One cause is that operators in the supply chain misread real demand. The classic case had to do with Volvo in the 1990s. Volvo dealers had too many green cars, so they offered promotional deals to sell them. The green cars, naturally, started to sell very well. This news got back to the manufacturer, who interpreted it as an increased demand for green cars. So, it started to make more green cars, increasing the inventory of an item that wasn’t very popular in the first place.

The Beer Game has teams of four players, each of whom assumes the role of retailer, wholesaler, distributor, and producer. Each has to both fill and receive orders for cases of a hypothetical product called Lover’s Beer. In each round, the retailer draws a slip of paper indicating demand for that round, and everyone has to calculate the number of cases they will need. The goal is not to beat the other players, but to have the smoothest relation in supply and demand, with highest benefits for all. (The Beer Game can be played competitively, but between teams rather than individuals.)

The game is apparently is hard to play. Primary-school children can do quite well at it while seasoned executives perform miserably.

You can see how this dynamic might play out in the produce industry. You, the retailer, sell 20 more boxes of avocados this week than last: does that mean you order 20 more boxes next week? If it’s the week before the Super Bowl and everybody is making guacamole for parties, you might realize that this is just a brief spike. But other situations are not so easy to read.

The dynamic is somewhat different with produce, because supply (unlike with, say, beer) is comparatively inelastic: there is no factory that can speed up the avocado assembly line to meet demand. But similar distortions can and do arise.

Causes? An article in Thomas Insights lists several:
• Discounts, cost changes, and other price variations, which may lead to irregular buying patterns. (For example, big price cuts on green Volvos.)
• Poor performance or bad decision making by stakeholders along the chain.
• Lack of communication among participants in the supply chain.
• Over- or underreacting to demand expectations.
• Inaccurate forecasting due to overreliance on historical data.

All of which can be filed under “human error.”

The bullwhip effect points to a fundamental tension in the supply chain. On the one hand, for the most efficient fit between supply and demand, it is in each operator’s interest to communicate promptly and clearly with the other operators. On the other hand, businesses don’t like sharing information. They guard it closely, fearing to give anything away to the competition—even if this tactic works to their own disadvantage.

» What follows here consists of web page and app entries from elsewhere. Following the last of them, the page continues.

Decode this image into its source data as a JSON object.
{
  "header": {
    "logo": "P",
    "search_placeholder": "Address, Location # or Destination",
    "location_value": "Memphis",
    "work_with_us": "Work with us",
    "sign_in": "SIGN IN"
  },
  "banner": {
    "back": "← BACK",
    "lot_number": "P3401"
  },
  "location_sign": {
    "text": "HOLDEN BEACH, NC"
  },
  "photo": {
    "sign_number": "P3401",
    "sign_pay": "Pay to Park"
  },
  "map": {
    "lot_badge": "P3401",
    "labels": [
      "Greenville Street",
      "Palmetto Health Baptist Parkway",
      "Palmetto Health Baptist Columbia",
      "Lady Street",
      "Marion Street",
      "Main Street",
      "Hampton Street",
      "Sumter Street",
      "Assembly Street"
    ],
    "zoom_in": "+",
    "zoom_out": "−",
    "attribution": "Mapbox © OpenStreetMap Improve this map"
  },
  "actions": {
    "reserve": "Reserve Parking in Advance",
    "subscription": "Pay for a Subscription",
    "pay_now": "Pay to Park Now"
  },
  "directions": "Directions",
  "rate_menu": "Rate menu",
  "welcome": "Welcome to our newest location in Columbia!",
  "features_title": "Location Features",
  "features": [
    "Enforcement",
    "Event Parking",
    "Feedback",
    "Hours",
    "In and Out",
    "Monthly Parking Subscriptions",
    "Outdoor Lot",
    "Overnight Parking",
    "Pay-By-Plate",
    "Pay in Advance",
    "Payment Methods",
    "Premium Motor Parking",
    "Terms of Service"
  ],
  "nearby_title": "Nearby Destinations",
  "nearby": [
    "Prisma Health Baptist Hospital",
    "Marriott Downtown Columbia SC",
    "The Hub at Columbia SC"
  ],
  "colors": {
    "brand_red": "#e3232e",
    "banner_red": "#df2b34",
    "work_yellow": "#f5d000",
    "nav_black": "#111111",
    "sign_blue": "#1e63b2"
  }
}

The best means of preventing the bullwhip effect is clear communication all along the supply line—particularly in relation to customer demand.

What are the rewards for getting it right? Let’s put it in one word: Walmart BB #:143789. In Walmart’s system, point-of-sale data are sent directly to corporate headquarters several times a day, enabling the company to time shipments from the distribution center to the stores, and from the supplier to the distribution center. This streamlined supply chain is one of the great secrets to Walmart’s success.

For the produce industry, with its chains of retailers, shippers, and growers, communication at this level of efficiency probably isn’t feasible. But it is probably wise to know the principle of the bullwhip effect and to remember that clear communication with buyers and sellers is often to your own best interest.


Richard Smoley is Editor with Blue Book Services Inc.